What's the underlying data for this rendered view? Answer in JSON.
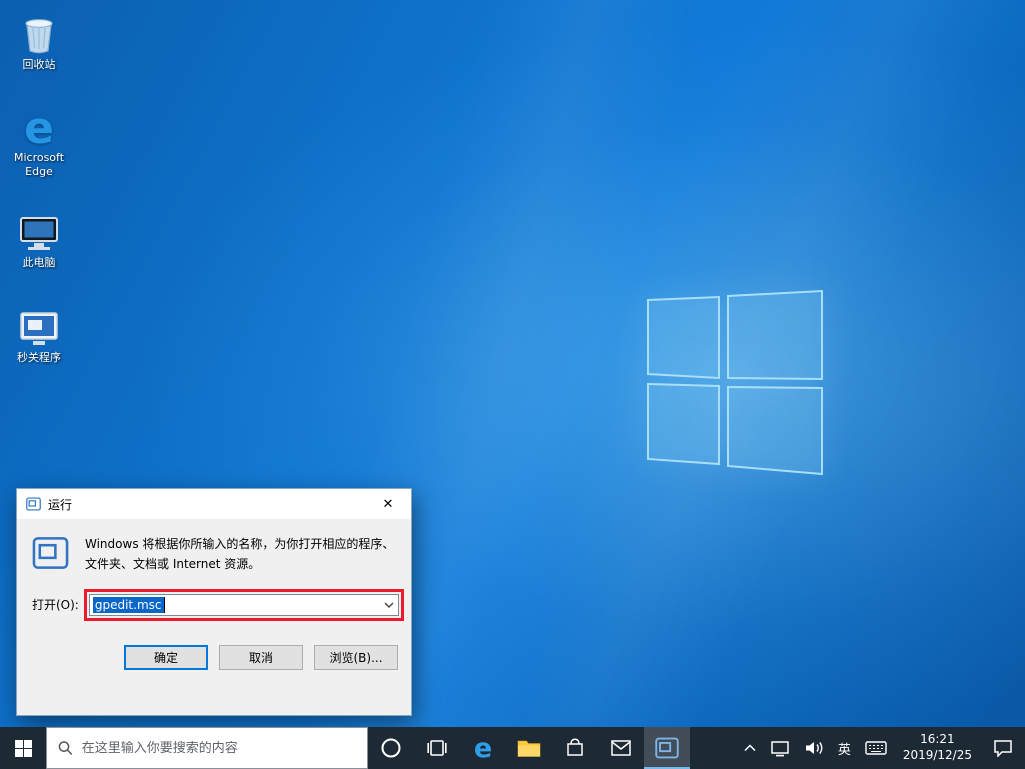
{
  "icons_glyphs": {
    "edge": "e",
    "close": "✕"
  },
  "desktop": {
    "icons": [
      {
        "label": "回收站"
      },
      {
        "label": "Microsoft Edge"
      },
      {
        "label": "此电脑"
      },
      {
        "label": "秒关程序"
      }
    ]
  },
  "run_dialog": {
    "title": "运行",
    "description": "Windows 将根据你所输入的名称，为你打开相应的程序、文件夹、文档或 Internet 资源。",
    "open_label": "打开(O):",
    "input_value": "gpedit.msc",
    "ok": "确定",
    "cancel": "取消",
    "browse": "浏览(B)...",
    "annotation_color": "#e81c2a"
  },
  "taskbar": {
    "search_placeholder": "在这里输入你要搜索的内容",
    "tray": {
      "ime": "英",
      "time": "16:21",
      "date": "2019/12/25"
    }
  },
  "colors": {
    "accent": "#0078d7",
    "selection": "#0a66c8",
    "taskbar_bg": "#1e2936",
    "wallpaper": "#107ad8"
  }
}
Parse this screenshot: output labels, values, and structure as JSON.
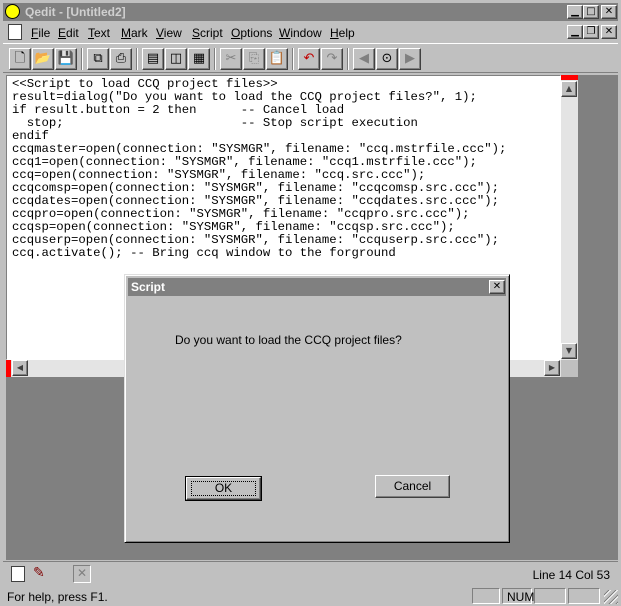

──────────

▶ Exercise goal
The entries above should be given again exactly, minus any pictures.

▶ Output for this exercise
What's the underlying data for this rendered view? Answer in JSON.
{
  "icons_glyphs": {
    "edge": "e",
    "close": "✕"
  },
  "desktop": {
    "icons": [
      {
        "label": "回收站"
      },
      {
        "label": "Microsoft Edge"
      },
      {
        "label": "此电脑"
      },
      {
        "label": "秒关程序"
      }
    ]
  },
  "run_dialog": {
    "title": "运行",
    "description": "Windows 将根据你所输入的名称，为你打开相应的程序、文件夹、文档或 Internet 资源。",
    "open_label": "打开(O):",
    "input_value": "gpedit.msc",
    "ok": "确定",
    "cancel": "取消",
    "browse": "浏览(B)...",
    "annotation_color": "#e81c2a"
  },
  "taskbar": {
    "search_placeholder": "在这里输入你要搜索的内容",
    "tray": {
      "ime": "英",
      "time": "16:21",
      "date": "2019/12/25"
    }
  },
  "colors": {
    "accent": "#0078d7",
    "selection": "#0a66c8",
    "taskbar_bg": "#1e2936",
    "wallpaper": "#107ad8"
  }
}
Parse this screenshot: output labels, values, and structure as JSON.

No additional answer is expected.